BEGIN INFORMATION PROVIDED

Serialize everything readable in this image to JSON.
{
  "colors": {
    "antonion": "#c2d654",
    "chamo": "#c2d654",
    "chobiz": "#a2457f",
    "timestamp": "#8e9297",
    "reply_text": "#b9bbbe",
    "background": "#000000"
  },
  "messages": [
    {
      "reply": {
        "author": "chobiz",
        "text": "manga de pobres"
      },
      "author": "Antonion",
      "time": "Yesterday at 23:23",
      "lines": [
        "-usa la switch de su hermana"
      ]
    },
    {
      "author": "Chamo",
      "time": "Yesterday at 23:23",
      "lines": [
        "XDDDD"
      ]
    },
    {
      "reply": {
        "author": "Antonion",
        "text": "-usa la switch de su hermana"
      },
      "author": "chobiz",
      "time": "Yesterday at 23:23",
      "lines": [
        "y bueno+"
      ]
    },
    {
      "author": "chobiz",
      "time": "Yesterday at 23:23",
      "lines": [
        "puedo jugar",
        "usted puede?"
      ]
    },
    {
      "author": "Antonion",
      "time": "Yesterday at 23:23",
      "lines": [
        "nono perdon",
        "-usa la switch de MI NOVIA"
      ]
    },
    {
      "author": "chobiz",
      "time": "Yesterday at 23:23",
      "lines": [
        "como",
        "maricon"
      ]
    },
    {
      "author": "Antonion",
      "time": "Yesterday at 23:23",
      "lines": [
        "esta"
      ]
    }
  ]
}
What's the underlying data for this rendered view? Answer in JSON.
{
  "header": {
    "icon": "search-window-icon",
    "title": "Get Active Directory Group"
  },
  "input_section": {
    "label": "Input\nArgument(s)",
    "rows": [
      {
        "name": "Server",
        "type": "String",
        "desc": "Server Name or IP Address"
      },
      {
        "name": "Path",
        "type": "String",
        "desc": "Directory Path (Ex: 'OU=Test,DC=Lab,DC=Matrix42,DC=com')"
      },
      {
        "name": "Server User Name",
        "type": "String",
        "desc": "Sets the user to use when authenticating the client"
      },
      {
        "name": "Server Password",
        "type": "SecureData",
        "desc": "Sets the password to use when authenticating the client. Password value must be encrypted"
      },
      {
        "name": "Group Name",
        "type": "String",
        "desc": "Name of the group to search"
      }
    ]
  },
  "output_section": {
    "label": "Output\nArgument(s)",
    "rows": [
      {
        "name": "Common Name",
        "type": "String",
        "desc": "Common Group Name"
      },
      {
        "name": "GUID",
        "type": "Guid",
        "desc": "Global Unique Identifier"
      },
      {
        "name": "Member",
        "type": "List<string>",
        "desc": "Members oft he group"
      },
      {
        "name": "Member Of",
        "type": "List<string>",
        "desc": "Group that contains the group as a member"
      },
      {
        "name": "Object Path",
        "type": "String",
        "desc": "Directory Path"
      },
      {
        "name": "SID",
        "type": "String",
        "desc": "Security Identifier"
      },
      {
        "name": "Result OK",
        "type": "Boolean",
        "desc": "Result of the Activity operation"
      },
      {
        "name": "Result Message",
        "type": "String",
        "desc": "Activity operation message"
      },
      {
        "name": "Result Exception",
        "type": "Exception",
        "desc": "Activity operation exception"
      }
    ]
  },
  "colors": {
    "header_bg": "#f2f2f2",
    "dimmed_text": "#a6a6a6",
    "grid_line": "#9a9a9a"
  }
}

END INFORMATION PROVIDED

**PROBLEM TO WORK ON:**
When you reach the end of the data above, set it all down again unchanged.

**TASK ANSWER:**
Serialize everything readable in this image to JSON.
{
  "colors": {
    "antonion": "#c2d654",
    "chamo": "#c2d654",
    "chobiz": "#a2457f",
    "timestamp": "#8e9297",
    "reply_text": "#b9bbbe",
    "background": "#000000"
  },
  "messages": [
    {
      "reply": {
        "author": "chobiz",
        "text": "manga de pobres"
      },
      "author": "Antonion",
      "time": "Yesterday at 23:23",
      "lines": [
        "-usa la switch de su hermana"
      ]
    },
    {
      "author": "Chamo",
      "time": "Yesterday at 23:23",
      "lines": [
        "XDDDD"
      ]
    },
    {
      "reply": {
        "author": "Antonion",
        "text": "-usa la switch de su hermana"
      },
      "author": "chobiz",
      "time": "Yesterday at 23:23",
      "lines": [
        "y bueno+"
      ]
    },
    {
      "author": "chobiz",
      "time": "Yesterday at 23:23",
      "lines": [
        "puedo jugar",
        "usted puede?"
      ]
    },
    {
      "author": "Antonion",
      "time": "Yesterday at 23:23",
      "lines": [
        "nono perdon",
        "-usa la switch de MI NOVIA"
      ]
    },
    {
      "author": "chobiz",
      "time": "Yesterday at 23:23",
      "lines": [
        "como",
        "maricon"
      ]
    },
    {
      "author": "Antonion",
      "time": "Yesterday at 23:23",
      "lines": [
        "esta"
      ]
    }
  ]
}
What's the underlying data for this rendered view? Answer in JSON.
{
  "header": {
    "icon": "search-window-icon",
    "title": "Get Active Directory Group"
  },
  "input_section": {
    "label": "Input\nArgument(s)",
    "rows": [
      {
        "name": "Server",
        "type": "String",
        "desc": "Server Name or IP Address"
      },
      {
        "name": "Path",
        "type": "String",
        "desc": "Directory Path (Ex: 'OU=Test,DC=Lab,DC=Matrix42,DC=com')"
      },
      {
        "name": "Server User Name",
        "type": "String",
        "desc": "Sets the user to use when authenticating the client"
      },
      {
        "name": "Server Password",
        "type": "SecureData",
        "desc": "Sets the password to use when authenticating the client. Password value must be encrypted"
      },
      {
        "name": "Group Name",
        "type": "String",
        "desc": "Name of the group to search"
      }
    ]
  },
  "output_section": {
    "label": "Output\nArgument(s)",
    "rows": [
      {
        "name": "Common Name",
        "type": "String",
        "desc": "Common Group Name"
      },
      {
        "name": "GUID",
        "type": "Guid",
        "desc": "Global Unique Identifier"
      },
      {
        "name": "Member",
        "type": "List<string>",
        "desc": "Members oft he group"
      },
      {
        "name": "Member Of",
        "type": "List<string>",
        "desc": "Group that contains the group as a member"
      },
      {
        "name": "Object Path",
        "type": "String",
        "desc": "Directory Path"
      },
      {
        "name": "SID",
        "type": "String",
        "desc": "Security Identifier"
      },
      {
        "name": "Result OK",
        "type": "Boolean",
        "desc": "Result of the Activity operation"
      },
      {
        "name": "Result Message",
        "type": "String",
        "desc": "Activity operation message"
      },
      {
        "name": "Result Exception",
        "type": "Exception",
        "desc": "Activity operation exception"
      }
    ]
  },
  "colors": {
    "header_bg": "#f2f2f2",
    "dimmed_text": "#a6a6a6",
    "grid_line": "#9a9a9a"
  }
}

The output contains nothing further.